Depending on their educational background, experienced Program Managers often require 3-5 years of experience.
Candidates with business management or project management certification and considerable schooling may require less experience, whilst those with only a bachelor’s degree may require more management experience.
Many employers seek people with prior project management expertise.
What’s the Difference Between a Program Manager and a Project Manager?
Project managers are in charge of individual projects, whereas program managers are in charge of the overall strategy and success of a group of related projects.
A program manager is in charge of a group of initiatives that are linked by a shared corporate purpose and are known as a program. The program manager ensures that the program is in line with the company’s overall strategy.
While project managers are in charge of completing individual projects, program managers are in charge of ensuring that groupings of projects are completed successfully.
Read more: Business Administration Vs. Business Management Degree
How Do I Become a Program Manager?
Many program managers have a bachelor’s degree in business administration, communications, computer science (if they want to work in technology), or marketing.
You may need an advanced degree, such as a master’s in management and leadership or a master’s in business administration, depending on the industry you want to work in and the size of the organization you want to work for.
An MBA or other advanced management degree makes you a more appealing prospect.
Even if you have a bachelor’s degree or are currently working as a program manager, think about:
- Earning program management certifications
- Joining related professional organizations
- Always attending industry seminars, conferences, and events
This continued education will keep you aware of new skills and best practices for improved job performance and upward mobility.
Is Program Manager a Good Career?
Yes. This is a good career choice if you want to work on a variety of projects and manage a team.
There are many job opportunities in the field, ranging from technology to healthcare and engineering. Program managers are in high demand, with a nine percent predicted increase in employment.
Program Manager Job Description Templates
If you’re an employer looking for a job description to utilize when recruiting a program manager, the sample copy and tips in this post will help you create one for your company.
Having a solid job description, which you can easily and quickly create using the information in this article, can aid you in finding and attracting the finest qualified people to your organization.

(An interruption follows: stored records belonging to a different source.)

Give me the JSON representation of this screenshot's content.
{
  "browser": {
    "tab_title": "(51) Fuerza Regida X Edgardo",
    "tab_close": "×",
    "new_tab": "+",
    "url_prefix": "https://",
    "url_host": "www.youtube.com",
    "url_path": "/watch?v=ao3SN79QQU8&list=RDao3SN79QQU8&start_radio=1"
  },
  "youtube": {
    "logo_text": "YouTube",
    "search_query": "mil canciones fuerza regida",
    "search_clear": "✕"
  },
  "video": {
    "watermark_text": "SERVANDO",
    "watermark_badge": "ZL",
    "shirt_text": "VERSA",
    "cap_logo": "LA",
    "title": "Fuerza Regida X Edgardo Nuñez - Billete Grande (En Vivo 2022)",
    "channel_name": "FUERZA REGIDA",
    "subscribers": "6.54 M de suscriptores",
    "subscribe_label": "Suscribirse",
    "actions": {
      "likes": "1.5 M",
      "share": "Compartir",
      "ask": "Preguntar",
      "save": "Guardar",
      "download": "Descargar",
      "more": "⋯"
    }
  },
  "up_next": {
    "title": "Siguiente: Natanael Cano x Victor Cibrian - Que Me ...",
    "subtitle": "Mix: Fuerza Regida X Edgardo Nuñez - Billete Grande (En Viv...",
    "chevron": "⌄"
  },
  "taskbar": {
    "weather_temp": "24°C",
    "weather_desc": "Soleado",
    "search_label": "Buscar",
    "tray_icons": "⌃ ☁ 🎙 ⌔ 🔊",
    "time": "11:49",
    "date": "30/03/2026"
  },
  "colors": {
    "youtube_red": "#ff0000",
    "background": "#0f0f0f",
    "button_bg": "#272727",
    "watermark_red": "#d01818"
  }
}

Also, if you’re curious about this work and how to get into it, you’ll find this post helpful in learning more about it.